Whenever a line in the listing contains "Platform", copy that line.

BEGIN SUPPLIED DATA

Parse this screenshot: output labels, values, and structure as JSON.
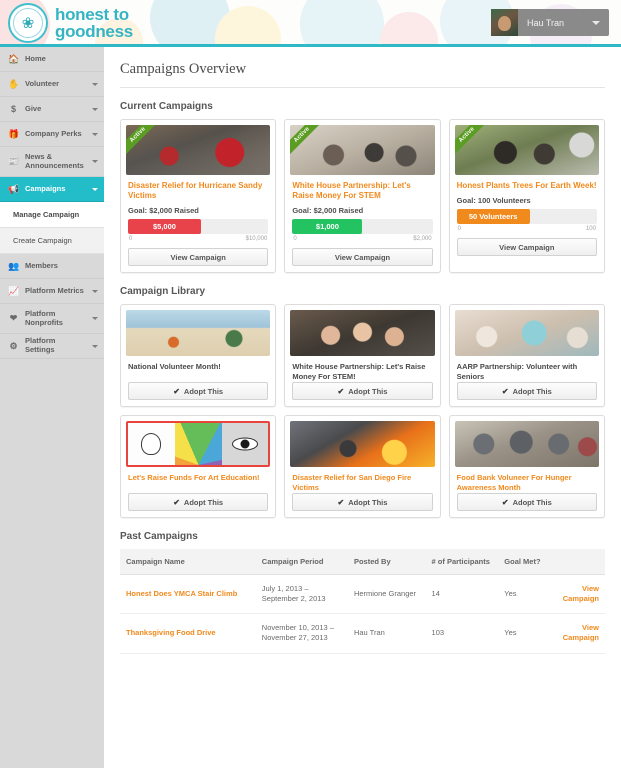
{
  "header": {
    "brand_line1": "honest to",
    "brand_line2": "goodness",
    "logo_icon": "butterfly-logo-icon",
    "user_name": "Hau Tran",
    "caret_icon": "chevron-down-icon",
    "accent_color": "#2fb8c6"
  },
  "sidebar": {
    "items": [
      {
        "label": "Home",
        "icon": "home-icon",
        "has_arrow": false,
        "active": false
      },
      {
        "label": "Volunteer",
        "icon": "hand-icon",
        "has_arrow": true,
        "active": false
      },
      {
        "label": "Give",
        "icon": "dollar-icon",
        "has_arrow": true,
        "active": false
      },
      {
        "label": "Company Perks",
        "icon": "gift-icon",
        "has_arrow": true,
        "active": false
      },
      {
        "label": "News & Announcements",
        "icon": "news-icon",
        "has_arrow": true,
        "active": false
      },
      {
        "label": "Campaigns",
        "icon": "megaphone-icon",
        "has_arrow": true,
        "active": true
      },
      {
        "label": "Members",
        "icon": "members-icon",
        "has_arrow": false,
        "active": false
      },
      {
        "label": "Platform Metrics",
        "icon": "chart-icon",
        "has_arrow": true,
        "active": false
      },
      {
        "label": "Platform Nonprofits",
        "icon": "heart-icon",
        "has_arrow": true,
        "active": false
      },
      {
        "label": "Platform Settings",
        "icon": "gear-icon",
        "has_arrow": true,
        "active": false
      }
    ],
    "sub_items": [
      {
        "label": "Manage Campaign",
        "current": true
      },
      {
        "label": "Create Campaign",
        "current": false
      }
    ],
    "active_color": "#23bdc9"
  },
  "main": {
    "page_title": "Campaigns Overview",
    "sections": {
      "current": "Current Campaigns",
      "library": "Campaign Library",
      "past": "Past Campaigns"
    }
  },
  "current_campaigns": [
    {
      "badge": "Active",
      "title": "Disaster Relief for Hurricane Sandy Victims",
      "goal_label": "Goal: $2,000 Raised",
      "bar_value_label": "$5,000",
      "bar_color": "#e8434a",
      "bar_percent": 52,
      "scale_min": "0",
      "scale_max": "$10,000",
      "button": "View Campaign"
    },
    {
      "badge": "Active",
      "title": "White House Partnership: Let's Raise Money For STEM",
      "goal_label": "Goal: $2,000 Raised",
      "bar_value_label": "$1,000",
      "bar_color": "#22c360",
      "bar_percent": 50,
      "scale_min": "0",
      "scale_max": "$2,000",
      "button": "View Campaign"
    },
    {
      "badge": "Active",
      "title": "Honest Plants Trees For Earth Week!",
      "goal_label": "Goal: 100 Volunteers",
      "bar_value_label": "50 Volunteers",
      "bar_color": "#f18a1c",
      "bar_percent": 52,
      "scale_min": "0",
      "scale_max": "100",
      "button": "View Campaign"
    }
  ],
  "campaign_library": [
    {
      "title": "National Volunteer Month!",
      "title_color": "dark",
      "button": "Adopt This",
      "check_icon": "check-icon"
    },
    {
      "title": "White House Partnership: Let's Raise Money For STEM!",
      "title_color": "dark",
      "button": "Adopt This",
      "check_icon": "check-icon"
    },
    {
      "title": "AARP Partnership: Volunteer with Seniors",
      "title_color": "dark",
      "button": "Adopt This",
      "check_icon": "check-icon"
    },
    {
      "title": "Let's Raise Funds For Art Education!",
      "title_color": "orange",
      "button": "Adopt This",
      "check_icon": "check-icon"
    },
    {
      "title": "Disaster Relief for San Diego Fire Victims",
      "title_color": "orange",
      "button": "Adopt This",
      "check_icon": "check-icon"
    },
    {
      "title": "Food Bank Voluneer For Hunger Awareness Month",
      "title_color": "orange",
      "button": "Adopt This",
      "check_icon": "check-icon"
    }
  ],
  "past_campaigns": {
    "columns": [
      "Campaign Name",
      "Campaign Period",
      "Posted By",
      "# of Participants",
      "Goal Met?",
      ""
    ],
    "rows": [
      {
        "name": "Honest Does YMCA Stair Climb",
        "period": "July 1, 2013 – September 2, 2013",
        "posted_by": "Hermione Granger",
        "participants": "14",
        "goal_met": "Yes",
        "action": "View Campaign"
      },
      {
        "name": "Thanksgiving Food Drive",
        "period": "November 10, 2013 – November 27, 2013",
        "posted_by": "Hau Tran",
        "participants": "103",
        "goal_met": "Yes",
        "action": "View Campaign"
      }
    ]
  }
}
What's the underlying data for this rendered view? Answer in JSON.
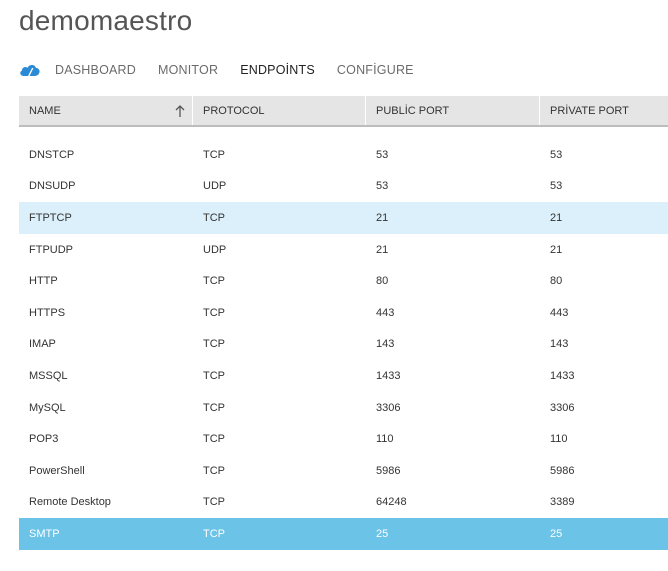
{
  "app": {
    "title": "demomaestro"
  },
  "nav": {
    "tabs": [
      {
        "label": "DASHBOARD",
        "active": false
      },
      {
        "label": "MONITOR",
        "active": false
      },
      {
        "label": "ENDPOİNTS",
        "active": true
      },
      {
        "label": "CONFİGURE",
        "active": false
      }
    ],
    "logo_icon": "cloud-service-icon"
  },
  "table": {
    "columns": [
      "NAME",
      "PROTOCOL",
      "PUBLİC PORT",
      "PRİVATE PORT"
    ],
    "sort_icon": "sort-up-arrow-icon",
    "rows": [
      {
        "name": "DNSTCP",
        "protocol": "TCP",
        "public_port": "53",
        "private_port": "53"
      },
      {
        "name": "DNSUDP",
        "protocol": "UDP",
        "public_port": "53",
        "private_port": "53"
      },
      {
        "name": "FTPTCP",
        "protocol": "TCP",
        "public_port": "21",
        "private_port": "21"
      },
      {
        "name": "FTPUDP",
        "protocol": "UDP",
        "public_port": "21",
        "private_port": "21"
      },
      {
        "name": "HTTP",
        "protocol": "TCP",
        "public_port": "80",
        "private_port": "80"
      },
      {
        "name": "HTTPS",
        "protocol": "TCP",
        "public_port": "443",
        "private_port": "443"
      },
      {
        "name": "IMAP",
        "protocol": "TCP",
        "public_port": "143",
        "private_port": "143"
      },
      {
        "name": "MSSQL",
        "protocol": "TCP",
        "public_port": "1433",
        "private_port": "1433"
      },
      {
        "name": "MySQL",
        "protocol": "TCP",
        "public_port": "3306",
        "private_port": "3306"
      },
      {
        "name": "POP3",
        "protocol": "TCP",
        "public_port": "110",
        "private_port": "110"
      },
      {
        "name": "PowerShell",
        "protocol": "TCP",
        "public_port": "5986",
        "private_port": "5986"
      },
      {
        "name": "Remote Desktop",
        "protocol": "TCP",
        "public_port": "64248",
        "private_port": "3389"
      },
      {
        "name": "SMTP",
        "protocol": "TCP",
        "public_port": "25",
        "private_port": "25"
      }
    ],
    "hover_row": 2,
    "selected_row": 12
  },
  "colors": {
    "accent": "#2a8ad6",
    "hover": "#dcf0fb",
    "selected": "#6cc3e8"
  }
}
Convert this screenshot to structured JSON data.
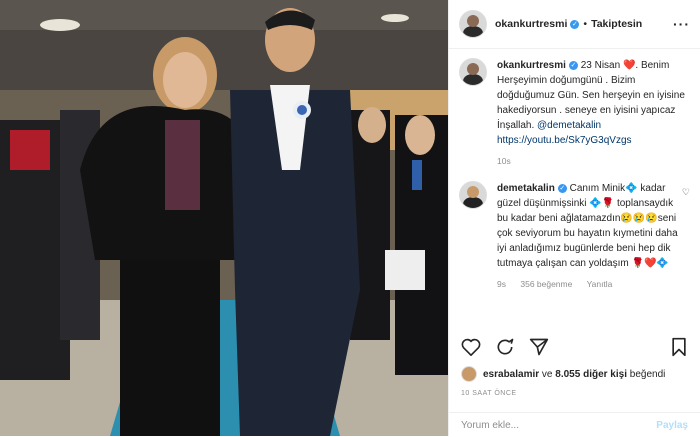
{
  "header": {
    "username": "okankurtresmi",
    "follow_state": "Takiptesin",
    "dot": "•"
  },
  "caption": {
    "username": "okankurtresmi",
    "text_before_mention": " 23 Nisan ❤️. Benim Herşeyimin doğumgünü . Bizim doğduğumuz Gün. Sen herşeyin en iyisine hakediyorsun . seneye en iyisini yapıcaz İnşallah. ",
    "mention": "@demetakalin",
    "url": "https://youtu.be/Sk7yG3qVzgs",
    "time": "10s"
  },
  "reply": {
    "username": "demetakalin",
    "text": " Canım Minik💠 kadar güzel düşünmişsinki 💠🌹 toplansaydık bu kadar beni ağlatamazdın😢😢😢seni çok seviyorum bu hayatın kıymetini daha iyi anladığımız bugünlerde beni hep dik tutmaya çalışan can yoldaşım 🌹❤️💠",
    "time": "9s",
    "likes": "356 beğenme",
    "reply_label": "Yanıtla"
  },
  "likes": {
    "first_liker": "esrabalamir",
    "joiner": " ve ",
    "others": "8.055 diğer kişi",
    "suffix": " beğendi"
  },
  "timestamp": "10 SAAT ÖNCE",
  "comment_box": {
    "placeholder": "Yorum ekle...",
    "post_label": "Paylaş"
  },
  "icons": [
    "more-icon",
    "heart-icon",
    "comment-icon",
    "share-icon",
    "bookmark-icon",
    "verified-icon"
  ],
  "colors": {
    "verified": "#3897f0",
    "post_disabled": "#b2dffc",
    "carpet": "#2d8fb0"
  }
}
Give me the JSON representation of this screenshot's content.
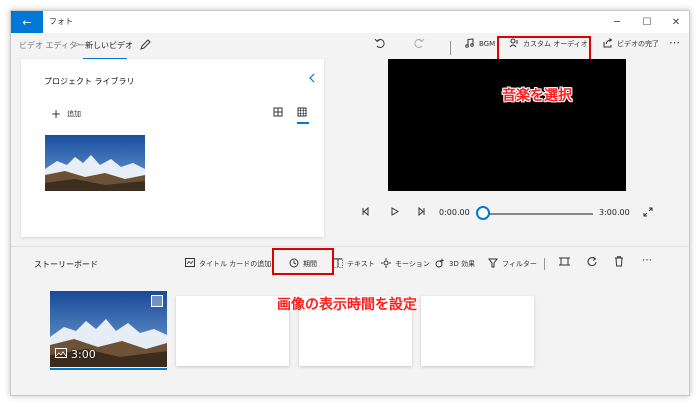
{
  "titlebar": {
    "title": "フォト",
    "back_glyph": "←",
    "minimize_glyph": "─",
    "maximize_glyph": "☐",
    "close_glyph": "✕"
  },
  "breadcrumb": {
    "parent": "ビデオ エディター",
    "separator": ">",
    "current": "新しいビデオ"
  },
  "toolbar": {
    "bgm_label": "BGM",
    "custom_audio_label": "カスタム オーディオ",
    "finish_label": "ビデオの完了"
  },
  "library": {
    "title": "プロジェクト ライブラリ",
    "add_label": "追加"
  },
  "player": {
    "current_time": "0:00.00",
    "total_time": "3:00.00",
    "progress": 0
  },
  "storyboard": {
    "title": "ストーリーボード",
    "add_title_card_label": "タイトル カードの追加",
    "duration_label": "期間",
    "text_label": "テキスト",
    "motion_label": "モーション",
    "effects_3d_label": "3D 効果",
    "filters_label": "フィルター",
    "clip_duration": "3:00"
  },
  "annotations": {
    "select_music": "音楽を選択",
    "set_image_duration": "画像の表示時間を設定",
    "box_color": "#e00000"
  },
  "colors": {
    "accent": "#0078d7",
    "preview_bg": "#000000",
    "annotation_text": "#ff1e1e"
  },
  "icons": {
    "undo": "undo-icon",
    "redo": "redo-icon",
    "music": "music-note-icon",
    "custom_audio": "custom-audio-icon",
    "share": "share-icon",
    "more": "more-icon",
    "pen": "pen-icon",
    "collapse": "chevron-left-icon",
    "grid_large": "large-grid-icon",
    "grid_small": "small-grid-icon"
  }
}
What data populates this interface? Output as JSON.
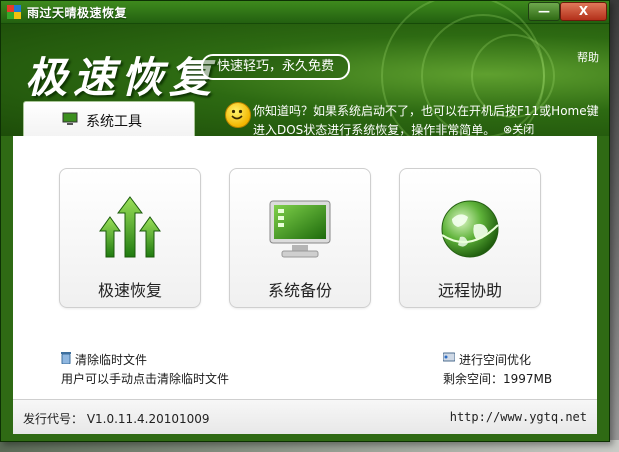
{
  "window": {
    "title": "雨过天晴极速恢复",
    "minimize": "—",
    "close": "X"
  },
  "header": {
    "logo": "极速恢复",
    "slogan": "快速轻巧，永久免费",
    "help": "帮助"
  },
  "tab": {
    "label": "系统工具"
  },
  "tip": {
    "line1": "你知道吗？如果系统启动不了，也可以在开机后按F11或Home键",
    "line2": "进入DOS状态进行系统恢复，操作非常简单。",
    "close": "⊗关闭"
  },
  "cards": [
    {
      "label": "极速恢复",
      "icon": "green-arrows-up-icon"
    },
    {
      "label": "系统备份",
      "icon": "monitor-icon"
    },
    {
      "label": "远程协助",
      "icon": "globe-icon"
    }
  ],
  "clean": {
    "link": "清除临时文件",
    "desc": "用户可以手动点击清除临时文件"
  },
  "optimize": {
    "link": "进行空间优化",
    "space": "剩余空间：1997MB"
  },
  "status": {
    "version": "发行代号： V1.0.11.4.20101009",
    "url": "http://www.ygtq.net"
  },
  "colors": {
    "theme_green": "#2f6a14",
    "close_red": "#b3301a",
    "accent_yellow": "#f3b600"
  }
}
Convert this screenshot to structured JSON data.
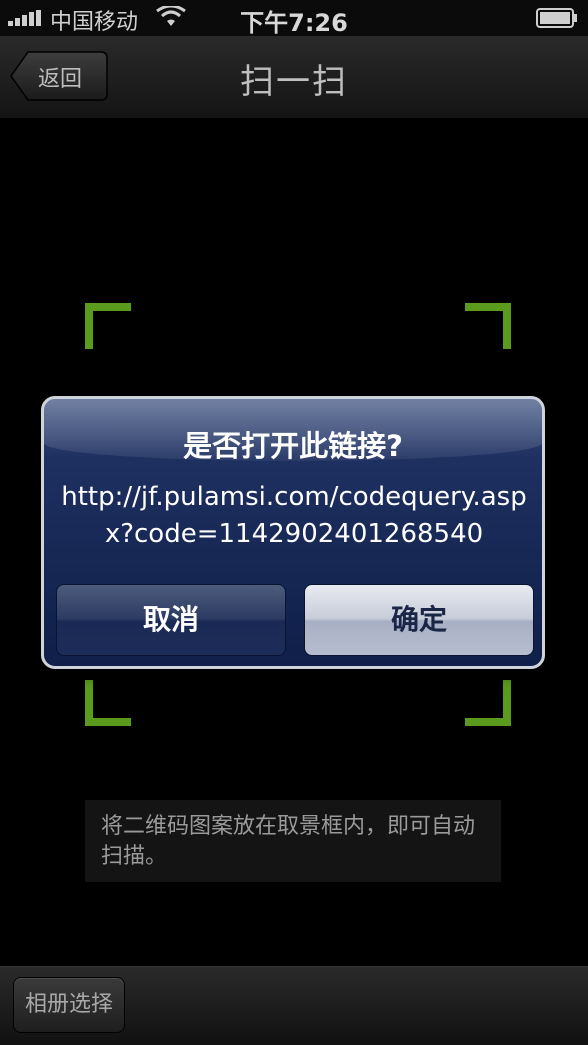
{
  "status_bar": {
    "carrier": "中国移动",
    "time": "下午7:26",
    "icons": [
      "signal-icon",
      "wifi-icon",
      "battery-icon"
    ]
  },
  "nav": {
    "back_label": "返回",
    "title": "扫一扫"
  },
  "alert": {
    "title": "是否打开此链接?",
    "message": "http://jf.pulamsi.com/codequery.aspx?code=1142902401268540",
    "cancel_label": "取消",
    "confirm_label": "确定"
  },
  "hint": {
    "text": "将二维码图案放在取景框内，即可自动扫描。"
  },
  "toolbar": {
    "album_label": "相册选择"
  },
  "colors": {
    "scan_corner": "#5a9a1c",
    "alert_bg": "#1e3060",
    "background": "#000000"
  }
}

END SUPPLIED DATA

_TASK RESULT_:
        "label": "Platform Metrics",
        "label": "Platform Nonprofits",
        "label": "Platform Settings",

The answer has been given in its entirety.